_WORK ORDER:_ Among the entries below, find the lines holding "data" and copy them.

_RECORDS SHOWN:_
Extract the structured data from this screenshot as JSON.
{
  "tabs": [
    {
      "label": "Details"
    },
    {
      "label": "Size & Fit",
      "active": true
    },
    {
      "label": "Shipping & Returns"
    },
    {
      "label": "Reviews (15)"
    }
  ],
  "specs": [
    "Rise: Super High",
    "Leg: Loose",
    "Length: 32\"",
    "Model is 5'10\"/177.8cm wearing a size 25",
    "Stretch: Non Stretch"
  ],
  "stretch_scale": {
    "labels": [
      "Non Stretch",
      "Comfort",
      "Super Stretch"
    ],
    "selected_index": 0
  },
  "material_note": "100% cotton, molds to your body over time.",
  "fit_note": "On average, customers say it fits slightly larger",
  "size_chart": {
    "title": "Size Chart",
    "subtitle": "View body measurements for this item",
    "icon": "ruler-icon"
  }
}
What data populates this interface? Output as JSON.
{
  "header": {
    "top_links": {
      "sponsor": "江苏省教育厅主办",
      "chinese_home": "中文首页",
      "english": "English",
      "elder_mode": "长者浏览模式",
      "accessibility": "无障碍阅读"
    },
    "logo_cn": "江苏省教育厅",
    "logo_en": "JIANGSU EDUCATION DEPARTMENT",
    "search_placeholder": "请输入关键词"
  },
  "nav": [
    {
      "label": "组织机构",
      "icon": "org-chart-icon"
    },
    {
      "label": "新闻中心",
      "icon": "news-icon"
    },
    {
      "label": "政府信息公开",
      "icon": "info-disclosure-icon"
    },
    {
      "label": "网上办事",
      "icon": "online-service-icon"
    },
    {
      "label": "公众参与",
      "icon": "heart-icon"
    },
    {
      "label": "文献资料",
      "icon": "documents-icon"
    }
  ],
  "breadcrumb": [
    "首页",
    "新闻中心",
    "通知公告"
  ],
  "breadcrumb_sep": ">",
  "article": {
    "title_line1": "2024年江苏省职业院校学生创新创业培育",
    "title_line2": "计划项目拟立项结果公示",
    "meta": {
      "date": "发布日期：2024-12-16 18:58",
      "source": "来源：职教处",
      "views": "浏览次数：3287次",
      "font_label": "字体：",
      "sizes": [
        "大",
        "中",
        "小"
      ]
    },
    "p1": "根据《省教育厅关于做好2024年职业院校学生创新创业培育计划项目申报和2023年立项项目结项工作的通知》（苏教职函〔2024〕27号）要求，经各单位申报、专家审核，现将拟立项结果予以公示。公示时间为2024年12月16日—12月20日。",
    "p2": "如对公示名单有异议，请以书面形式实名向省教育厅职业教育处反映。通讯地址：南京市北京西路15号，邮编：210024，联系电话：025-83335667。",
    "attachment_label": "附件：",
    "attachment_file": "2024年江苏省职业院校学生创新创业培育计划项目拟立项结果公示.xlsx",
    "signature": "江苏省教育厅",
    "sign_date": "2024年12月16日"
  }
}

_EXERCISE ANSWER:_
Extract the structured data from this screenshot as JSON.
What data populates this interface? Output as JSON.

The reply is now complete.